Given data START

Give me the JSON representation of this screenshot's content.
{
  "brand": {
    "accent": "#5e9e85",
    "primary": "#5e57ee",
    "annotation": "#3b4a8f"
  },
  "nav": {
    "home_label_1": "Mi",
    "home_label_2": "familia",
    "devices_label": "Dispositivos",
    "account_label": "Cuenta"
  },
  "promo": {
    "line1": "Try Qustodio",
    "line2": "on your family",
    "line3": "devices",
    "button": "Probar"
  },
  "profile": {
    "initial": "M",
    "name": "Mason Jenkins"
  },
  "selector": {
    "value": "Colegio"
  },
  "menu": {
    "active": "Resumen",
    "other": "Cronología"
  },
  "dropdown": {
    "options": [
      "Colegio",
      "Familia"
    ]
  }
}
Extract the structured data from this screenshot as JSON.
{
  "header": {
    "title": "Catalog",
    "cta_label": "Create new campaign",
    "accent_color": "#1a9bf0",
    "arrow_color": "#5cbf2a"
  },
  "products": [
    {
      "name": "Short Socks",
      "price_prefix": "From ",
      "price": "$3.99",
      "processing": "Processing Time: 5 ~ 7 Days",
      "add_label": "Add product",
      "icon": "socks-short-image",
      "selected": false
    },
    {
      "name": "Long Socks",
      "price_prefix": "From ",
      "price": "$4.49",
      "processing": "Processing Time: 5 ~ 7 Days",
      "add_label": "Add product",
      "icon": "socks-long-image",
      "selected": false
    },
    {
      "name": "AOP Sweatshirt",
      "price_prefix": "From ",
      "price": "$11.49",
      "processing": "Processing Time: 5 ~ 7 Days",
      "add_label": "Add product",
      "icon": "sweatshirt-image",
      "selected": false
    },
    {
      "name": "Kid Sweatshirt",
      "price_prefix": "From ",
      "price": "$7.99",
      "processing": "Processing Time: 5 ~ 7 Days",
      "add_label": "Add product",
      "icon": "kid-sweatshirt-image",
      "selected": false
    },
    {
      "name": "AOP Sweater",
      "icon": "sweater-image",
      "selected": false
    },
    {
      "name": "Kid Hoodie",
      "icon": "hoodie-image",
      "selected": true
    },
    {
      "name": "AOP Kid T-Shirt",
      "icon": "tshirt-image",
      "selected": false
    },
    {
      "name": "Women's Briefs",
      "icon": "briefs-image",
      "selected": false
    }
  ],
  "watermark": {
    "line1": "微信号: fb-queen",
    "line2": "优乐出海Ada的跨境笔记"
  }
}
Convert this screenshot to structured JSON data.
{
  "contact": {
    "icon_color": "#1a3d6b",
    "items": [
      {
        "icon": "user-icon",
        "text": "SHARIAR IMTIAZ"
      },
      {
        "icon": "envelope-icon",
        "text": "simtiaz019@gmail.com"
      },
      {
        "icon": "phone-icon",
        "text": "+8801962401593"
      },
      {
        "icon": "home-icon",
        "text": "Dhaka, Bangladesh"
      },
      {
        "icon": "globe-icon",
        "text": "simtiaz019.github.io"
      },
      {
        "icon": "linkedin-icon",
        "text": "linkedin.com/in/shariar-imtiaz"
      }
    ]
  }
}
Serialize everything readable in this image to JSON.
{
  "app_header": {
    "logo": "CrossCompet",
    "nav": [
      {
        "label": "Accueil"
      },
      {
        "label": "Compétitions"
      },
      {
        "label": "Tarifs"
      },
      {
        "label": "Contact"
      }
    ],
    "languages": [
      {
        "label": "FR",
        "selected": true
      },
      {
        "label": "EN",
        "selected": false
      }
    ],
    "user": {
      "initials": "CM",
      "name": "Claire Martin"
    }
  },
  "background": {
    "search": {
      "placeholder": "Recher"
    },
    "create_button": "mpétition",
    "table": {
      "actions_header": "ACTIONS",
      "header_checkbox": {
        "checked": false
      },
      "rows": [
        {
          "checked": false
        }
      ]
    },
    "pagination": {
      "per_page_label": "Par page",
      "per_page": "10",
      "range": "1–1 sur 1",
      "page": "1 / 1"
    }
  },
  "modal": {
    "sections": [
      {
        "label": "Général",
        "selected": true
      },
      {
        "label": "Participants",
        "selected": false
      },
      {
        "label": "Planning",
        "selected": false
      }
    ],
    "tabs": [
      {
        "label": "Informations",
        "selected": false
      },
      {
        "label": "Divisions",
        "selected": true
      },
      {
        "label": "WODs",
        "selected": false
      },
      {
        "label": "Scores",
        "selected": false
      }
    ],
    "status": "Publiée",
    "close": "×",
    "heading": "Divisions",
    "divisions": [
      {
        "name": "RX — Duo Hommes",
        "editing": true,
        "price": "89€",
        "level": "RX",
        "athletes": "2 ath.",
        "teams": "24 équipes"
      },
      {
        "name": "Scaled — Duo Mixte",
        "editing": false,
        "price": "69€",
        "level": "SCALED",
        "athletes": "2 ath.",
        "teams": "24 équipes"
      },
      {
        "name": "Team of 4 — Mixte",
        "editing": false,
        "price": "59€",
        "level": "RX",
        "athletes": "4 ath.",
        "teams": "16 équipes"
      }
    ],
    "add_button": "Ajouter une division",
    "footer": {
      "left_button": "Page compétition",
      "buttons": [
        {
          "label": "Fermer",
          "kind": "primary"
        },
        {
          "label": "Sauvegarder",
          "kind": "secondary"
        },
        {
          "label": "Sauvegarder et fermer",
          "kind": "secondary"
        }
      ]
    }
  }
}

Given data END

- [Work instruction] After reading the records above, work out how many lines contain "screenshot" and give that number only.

- [Task result] 3